The gig: Billy O'Grady, 31, heads the Southern California technology and venture capital banking group at City National Bank. Based in Santa Monica, O'Grady advises technology start-ups and their employees on banking and wealth management decisions. He also helps companies get money between fundraising rounds through venture debt financing deals. His position is a new one for the 60-year-old Los Angeles bank, which is trying to attract clients from technology communities in Silicon Valley, Boston and New York as well. Clients include eco-friendly-focused retailer Honest Co. and YouTube network MiTu.
An inspirational father: O'Grady grew up in the industrial hub of Rochester, N.Y., home to companies such as Xerox Corp. and Eastman Kodak Co. His father owned a 55-employee heating and air conditioning contracting firm that catered to many of the region's bigger names. Employees' families became part of the O'Grady clan, gathering a few times a year for barbecues and games of dodgeball and kickball. "He was very proud of the fact that it wasn't just him, that everyone who was helping this company succeed could enjoy their lives," O'Grady said.
Buying innovation: While attending St. John Fisher College in Rochester during the early 2000s, O'Grady started working at Kodak's digital healthcare unit. He saw Kodak purchase two smaller companies whose technology was of interest rather than develop new tools in-house. "It jump-started my interest in working in the innovation community," O'Grady said.

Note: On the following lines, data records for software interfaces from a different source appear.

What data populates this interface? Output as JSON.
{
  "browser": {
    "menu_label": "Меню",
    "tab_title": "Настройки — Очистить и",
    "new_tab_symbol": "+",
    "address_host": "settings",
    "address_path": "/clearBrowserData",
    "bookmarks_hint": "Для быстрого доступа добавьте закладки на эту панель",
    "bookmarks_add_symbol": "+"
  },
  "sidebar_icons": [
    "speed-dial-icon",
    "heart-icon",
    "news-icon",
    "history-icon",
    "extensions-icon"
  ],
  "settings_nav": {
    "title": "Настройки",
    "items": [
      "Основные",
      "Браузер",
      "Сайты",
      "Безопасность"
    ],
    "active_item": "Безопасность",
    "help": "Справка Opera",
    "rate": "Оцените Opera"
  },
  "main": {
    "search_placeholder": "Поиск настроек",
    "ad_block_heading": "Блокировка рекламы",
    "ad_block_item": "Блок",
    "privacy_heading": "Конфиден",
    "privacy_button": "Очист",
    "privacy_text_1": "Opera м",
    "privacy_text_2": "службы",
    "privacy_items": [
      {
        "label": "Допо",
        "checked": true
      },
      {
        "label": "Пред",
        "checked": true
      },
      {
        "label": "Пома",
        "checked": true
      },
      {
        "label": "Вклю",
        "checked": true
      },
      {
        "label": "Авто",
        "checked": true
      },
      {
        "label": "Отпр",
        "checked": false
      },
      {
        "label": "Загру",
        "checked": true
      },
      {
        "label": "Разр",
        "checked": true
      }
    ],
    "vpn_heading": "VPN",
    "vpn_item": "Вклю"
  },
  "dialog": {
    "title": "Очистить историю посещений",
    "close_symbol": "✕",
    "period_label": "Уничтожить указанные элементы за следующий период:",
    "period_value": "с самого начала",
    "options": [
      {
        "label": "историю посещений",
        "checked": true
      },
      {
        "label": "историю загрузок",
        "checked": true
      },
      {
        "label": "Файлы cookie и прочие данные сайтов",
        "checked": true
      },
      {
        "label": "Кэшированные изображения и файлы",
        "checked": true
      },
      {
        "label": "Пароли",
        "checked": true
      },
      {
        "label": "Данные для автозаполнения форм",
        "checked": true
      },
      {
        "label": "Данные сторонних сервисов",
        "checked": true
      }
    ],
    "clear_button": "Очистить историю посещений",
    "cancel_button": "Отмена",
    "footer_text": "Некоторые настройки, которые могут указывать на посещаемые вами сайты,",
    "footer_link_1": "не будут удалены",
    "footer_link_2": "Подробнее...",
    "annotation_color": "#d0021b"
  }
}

Dog food: After graduating with a bachelor's degree in sports management, he had two issues to tackle. His mom wanted him to find a job in healthcare insurance, and he wanted to leave Rochester. "I wanted to see the rest of the world, experience different cultures and go to a city that was on the up and up and more prone to be a melting pot," he said.
He secured a job at Petco Animal Supplies Inc. in San Diego, analyzing data to find ways to optimize sales, perhaps by asking a vendor to raise the price of a dog food package that sold well or reassess bags that didn't. In working with vendors using natural ingredients to disrupt traditional practices, he had another taste of innovation. "When you get into it, you realize there are more dogs in this world than kids," he said. "It really put me at the forefront of enjoying entrepreneurism."
Chance meeting: As fires ravaged San Diego in 2007, the parents of one of O'Grady's roommates had to evacuate. They settled on their daughter's couch, where O'Grady conversed with the father as they watched "Nacho Libre." The father worked at Silicon Valley Bank and sized up O'Grady as having the perfect mix of zeal for working with entrepreneurs and data analysis skills. O'Grady soon became an entry-level "grinder" at the bank in San Diego. He leveraged high turnover to ask for additional duties, and eventually became vice president. "If I didn't, I would have never accelerated my career," O'Grady said. "I wouldn't have been on my boss' radar."
The big leap: As O'Grady sat across from start-up founders for six years, the desire to build something of his own kept gnawing at him. At City National Bank's burgeoning technology group, he finally has a start-up-like challenge. He started in June. "We're growing our brand name and making sure people really know that what sets us apart is we bank the whole company, and that's its employees, its founders," O'Grady said. "From Day One ... until the point at which they are acquired for a nice payday."
Ballplayer: With his dad coaching, O'Grady played the shortstop position in baseball starting at age 5. He idolizes 40-year-old Derek Jeter and still dreams of becoming the general manager of the New York Yankees — the only job that would prompt him to quit his own. "The discipline that guys like Don Mattingly and Jeter have and how they carry themselves with dignity and poise has rubbed off on me," he said.
O'Grady had planned to become a sports agent, but a media relations internship at the minor league Rochester Red Wings made him think too much about the business of the game and forget his love for the on-field action. He still supports his hometown by holding shares in the publicly owned team.
Advice: "Put your head down, work hard, find an industry you love and surround yourself with smart people and then smarter people."